The two of them look just like Dragonflies, with the comparatively thick body shape and huge eyes.
But look at the wings. They get narrow toward the base and all four of them are just about the same size and shape. They're even held up above the body when at rest. All of these are hallmarks of the Damselfly.
So what do we have here? A Damsonfly? A Dragonfly-in-Drag Fly?
For a long time it was thought that the Himalayan Relict was an evolutionary halfway point between Dragons and Damsels. A whole new suborder was created in Odonata, such that there was one for Dragonflies, one for Damselflies and a new one for this in-between stage.
It was later discovered that these oddities actually branched off from Dragonflies a lot more recently than the Damsels did. So it's not a halfway point at all, but a whole other journey that has left us with just 2 surviving species.
The Himalayan Relict Dragonfly does indeed come from the Himalayas, and breeds in streams at elevations of 1,800 to 3,500m (6,000 and 11,500 ft) in Nepal.
Perhaps it's the cold that makes the nymphs develop so slowly? They grow for 5 or 6 years before an adult is ready to emerge, thought to be longest of any odonate.

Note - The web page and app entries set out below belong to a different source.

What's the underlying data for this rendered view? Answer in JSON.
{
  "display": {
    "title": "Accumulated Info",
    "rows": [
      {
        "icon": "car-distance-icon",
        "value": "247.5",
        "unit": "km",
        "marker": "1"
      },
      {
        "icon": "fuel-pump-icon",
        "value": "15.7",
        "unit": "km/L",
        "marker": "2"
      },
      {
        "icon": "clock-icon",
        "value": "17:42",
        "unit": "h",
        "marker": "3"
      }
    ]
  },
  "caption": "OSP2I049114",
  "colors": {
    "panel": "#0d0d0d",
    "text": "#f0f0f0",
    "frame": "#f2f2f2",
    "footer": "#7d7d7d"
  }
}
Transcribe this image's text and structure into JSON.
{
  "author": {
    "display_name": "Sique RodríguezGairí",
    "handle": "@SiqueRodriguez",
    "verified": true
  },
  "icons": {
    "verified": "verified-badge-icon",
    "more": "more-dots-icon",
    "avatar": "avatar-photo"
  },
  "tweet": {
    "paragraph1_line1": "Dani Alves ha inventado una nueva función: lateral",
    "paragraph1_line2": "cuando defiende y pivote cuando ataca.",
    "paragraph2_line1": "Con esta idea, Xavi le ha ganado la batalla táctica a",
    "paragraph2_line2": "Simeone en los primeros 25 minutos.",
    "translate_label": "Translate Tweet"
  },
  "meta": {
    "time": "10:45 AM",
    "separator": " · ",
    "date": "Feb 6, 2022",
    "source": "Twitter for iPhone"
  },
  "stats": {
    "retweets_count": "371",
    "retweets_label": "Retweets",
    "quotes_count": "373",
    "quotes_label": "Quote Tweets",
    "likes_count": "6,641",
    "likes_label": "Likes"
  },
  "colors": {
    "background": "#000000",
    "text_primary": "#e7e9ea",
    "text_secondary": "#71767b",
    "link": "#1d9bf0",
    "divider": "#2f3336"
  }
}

They are also said to be rather clumsy in flight, but they have very few predators in their habitat so they overcome that pretty well.
Their only close relative comes from Japan and looks almost identical.
Isn't it wonderful that this strange mash-up has managed to survive all this time to remind us that rules are made to be broken? Well done Dragselfly!